■ **REQUIRED ACTION**: Using the entries that follow, state how many lines contain the word "JSON". The response is that number and nothing more.

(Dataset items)
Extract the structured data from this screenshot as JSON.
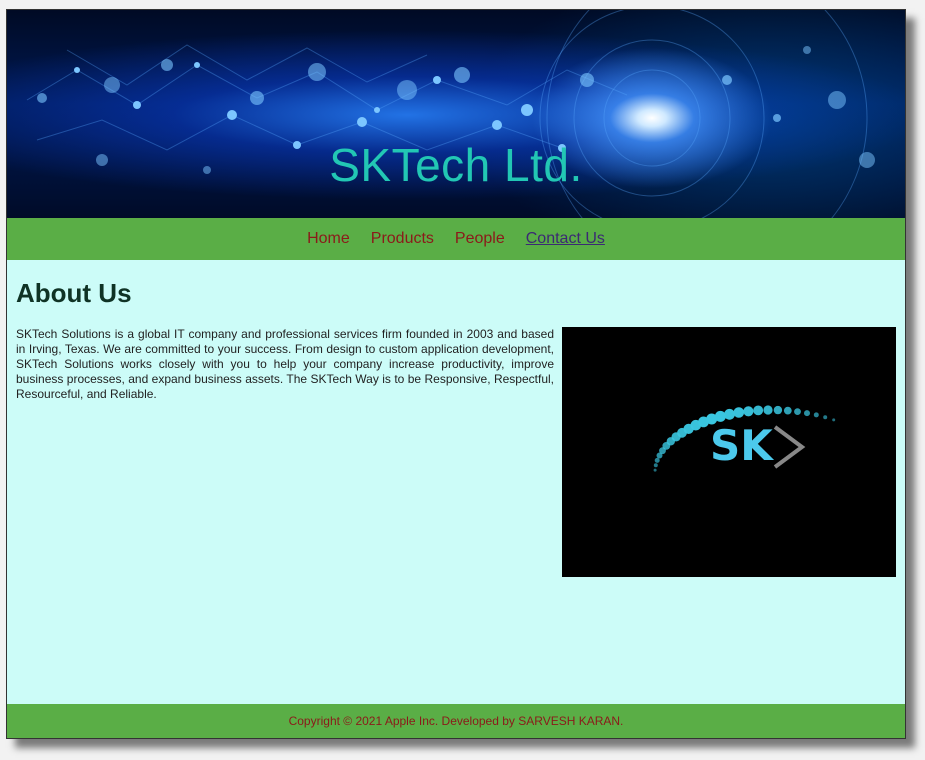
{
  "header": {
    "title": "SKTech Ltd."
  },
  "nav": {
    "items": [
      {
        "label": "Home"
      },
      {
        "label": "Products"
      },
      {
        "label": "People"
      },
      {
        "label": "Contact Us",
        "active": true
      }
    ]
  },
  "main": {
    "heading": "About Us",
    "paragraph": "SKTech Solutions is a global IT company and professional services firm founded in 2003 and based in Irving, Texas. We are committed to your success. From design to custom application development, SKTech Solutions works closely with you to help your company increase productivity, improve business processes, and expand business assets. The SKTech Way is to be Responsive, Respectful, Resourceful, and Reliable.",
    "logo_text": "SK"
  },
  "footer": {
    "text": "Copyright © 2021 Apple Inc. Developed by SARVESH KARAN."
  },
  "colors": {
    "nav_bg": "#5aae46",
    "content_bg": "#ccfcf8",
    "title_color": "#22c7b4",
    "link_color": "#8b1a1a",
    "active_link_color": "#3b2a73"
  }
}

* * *

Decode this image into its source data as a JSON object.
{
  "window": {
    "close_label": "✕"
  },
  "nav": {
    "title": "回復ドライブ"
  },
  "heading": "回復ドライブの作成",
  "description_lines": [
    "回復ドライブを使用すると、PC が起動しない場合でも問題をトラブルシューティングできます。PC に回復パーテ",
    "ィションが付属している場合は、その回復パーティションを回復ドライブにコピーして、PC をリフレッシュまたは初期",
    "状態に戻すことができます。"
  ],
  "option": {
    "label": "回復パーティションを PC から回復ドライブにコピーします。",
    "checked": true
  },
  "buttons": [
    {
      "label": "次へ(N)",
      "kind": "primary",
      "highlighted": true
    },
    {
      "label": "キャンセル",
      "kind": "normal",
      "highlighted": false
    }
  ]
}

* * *

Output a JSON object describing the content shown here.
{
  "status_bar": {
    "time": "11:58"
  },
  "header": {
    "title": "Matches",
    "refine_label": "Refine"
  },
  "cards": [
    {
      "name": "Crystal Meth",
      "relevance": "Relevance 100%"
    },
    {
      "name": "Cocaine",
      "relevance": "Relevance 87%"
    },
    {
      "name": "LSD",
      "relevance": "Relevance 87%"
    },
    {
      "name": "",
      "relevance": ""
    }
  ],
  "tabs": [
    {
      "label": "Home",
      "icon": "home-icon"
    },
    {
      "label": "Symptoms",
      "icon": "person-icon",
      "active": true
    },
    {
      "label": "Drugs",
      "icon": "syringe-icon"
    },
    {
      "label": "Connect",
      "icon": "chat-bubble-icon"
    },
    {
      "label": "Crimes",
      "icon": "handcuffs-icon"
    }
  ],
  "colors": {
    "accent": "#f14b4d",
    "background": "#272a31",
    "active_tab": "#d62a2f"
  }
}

■ **TASK RESULT**: 3